Some shirtless “protest bros” seem to be running this thing, and turn everyone back from the police barricade.
Suddenly, everyone is retreating.
Some police come up with riot shields and sticks to drive about 40 teenagers out of the foyer of an apartment building across the street. The kids all go running, hands in the air.
The police just watch them run.
The protestors have set up some burning trash bins in the intersection, and they’re headed back towards the police barricade.
Well, not exactly burning. Smoking.
A fire truck shows up.
The anarchists – if that’s what they are – quickly move the smoking bins out of the way to let them through…
And the crowd starts applauding the firefighters.
(I’d read about this on Twitter and hadn’t believed it. But it appears to be true. Booing the police and applauding the firefighters in the space of 5 minutes.)
The firetruck goes by with the firemen waving to the crowd out the window.
Thirty seconds later, the kids are rebuilding their barricade, adding more smoking bins to the mix.
I’m done with this and heading home, but it turns out the burning bins are all over the neighborhood.
And these bins are really burning.

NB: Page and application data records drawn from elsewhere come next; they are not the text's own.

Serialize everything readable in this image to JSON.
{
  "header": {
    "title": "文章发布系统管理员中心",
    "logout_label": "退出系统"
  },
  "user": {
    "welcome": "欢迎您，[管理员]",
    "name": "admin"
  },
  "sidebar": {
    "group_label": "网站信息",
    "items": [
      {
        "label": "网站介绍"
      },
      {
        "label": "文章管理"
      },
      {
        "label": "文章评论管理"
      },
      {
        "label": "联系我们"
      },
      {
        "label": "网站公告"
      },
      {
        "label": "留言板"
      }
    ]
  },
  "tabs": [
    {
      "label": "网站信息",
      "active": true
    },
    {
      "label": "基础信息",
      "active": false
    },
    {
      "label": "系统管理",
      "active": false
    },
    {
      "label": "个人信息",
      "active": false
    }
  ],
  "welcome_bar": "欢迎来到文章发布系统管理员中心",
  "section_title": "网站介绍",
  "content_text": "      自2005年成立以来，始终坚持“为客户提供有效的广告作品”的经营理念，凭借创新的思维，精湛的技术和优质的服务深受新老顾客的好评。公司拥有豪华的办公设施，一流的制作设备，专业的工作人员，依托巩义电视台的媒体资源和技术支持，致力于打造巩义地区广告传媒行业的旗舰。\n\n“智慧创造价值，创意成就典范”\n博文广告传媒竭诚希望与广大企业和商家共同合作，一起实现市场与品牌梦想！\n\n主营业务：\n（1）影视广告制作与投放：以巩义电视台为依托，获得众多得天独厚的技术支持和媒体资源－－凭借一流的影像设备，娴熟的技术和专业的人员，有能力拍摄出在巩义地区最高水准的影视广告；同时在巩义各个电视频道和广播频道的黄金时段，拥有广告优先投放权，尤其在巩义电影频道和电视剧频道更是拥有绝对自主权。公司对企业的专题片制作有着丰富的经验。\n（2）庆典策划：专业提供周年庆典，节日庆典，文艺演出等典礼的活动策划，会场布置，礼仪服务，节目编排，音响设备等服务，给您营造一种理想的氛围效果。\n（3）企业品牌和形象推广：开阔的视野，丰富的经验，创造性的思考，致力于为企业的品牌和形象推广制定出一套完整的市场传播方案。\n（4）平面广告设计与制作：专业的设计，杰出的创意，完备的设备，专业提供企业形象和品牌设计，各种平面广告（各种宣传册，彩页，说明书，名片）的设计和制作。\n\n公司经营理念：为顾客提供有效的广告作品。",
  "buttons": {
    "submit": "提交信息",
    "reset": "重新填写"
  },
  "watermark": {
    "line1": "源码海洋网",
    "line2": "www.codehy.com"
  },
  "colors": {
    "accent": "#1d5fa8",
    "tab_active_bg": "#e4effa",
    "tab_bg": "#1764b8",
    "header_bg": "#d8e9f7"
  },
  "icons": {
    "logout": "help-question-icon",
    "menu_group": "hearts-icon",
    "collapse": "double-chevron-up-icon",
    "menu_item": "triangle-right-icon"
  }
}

Head-high flames in every intersection.
I guess I was just seeing a small part of the action, up on Diputació.
Anyway, I make my way back towards Barceloneta.
In front of me, a girl finds a whole roll of toilet paper on the sidewalk.
“¡Mira!” she tells her friend, excitedly.
She picks it up, presumably to take home.
Just up from Arc de Triomf, they’re setting fire to new barricades made from the tables and chairs from the terrazas at the nearby restaurants.
And here we are, back at the beginning of this article.
It’s all pretty surreal.
Flying glass, speeding vans. Flames. Smoke.
I get hit by some glass, but the police vans get it much worse.
I’ve had about enough protests for one day.
Luckily, down in the Born neighborhood, everything is normal. People are sitting around eating ice-cream. Having drinks with friends. Typical Wednesday in Barcelona.
And soon, I’m at home, snuggled up with a blanket and a mug of hot chocolate.
Everything in this narrative is completely true, except for the hot chocolate.
(Nothing against ColaCao specifically, I just don’t like sugary drinks.)
And since my opinion about Catalan independence matters to absolutely no-one, I’m not going to talk about it here.
I do remember, in any case, what it’s like to be 20 years old, with nothing much going on in my life and a whole lot of unchanneled emotion in my veins.
All the hormonal rage of youth.
When you’re that young, it seems logical that everything is adults’ fault.
They’ve been telling you what to do since the day you were born, after all. Your own sense of responsibility for your own shit has yet to develop.
As a result, you lash out against the “establishment”.
Why not? Hasn’t it always been that way?
Anyway, I hope that you, gentle reader, are having a good week out there, in internet land.
I guess these protests will probably continue, at least for a few more days.
After that, we’ll see.
But you should probably check El País in English or something for further updates. It might be a while before I feel like touching this topic again.
P.S. Re-reading this, I should have put more emphasis on the toilet paper. There was just so much toilet paper. Also, in that article in El País I just linked to, it says that things got even heavier after I went home. Burnt cars, acid thrown at police. Stuff like that. Anyway, I didn’t see that bit.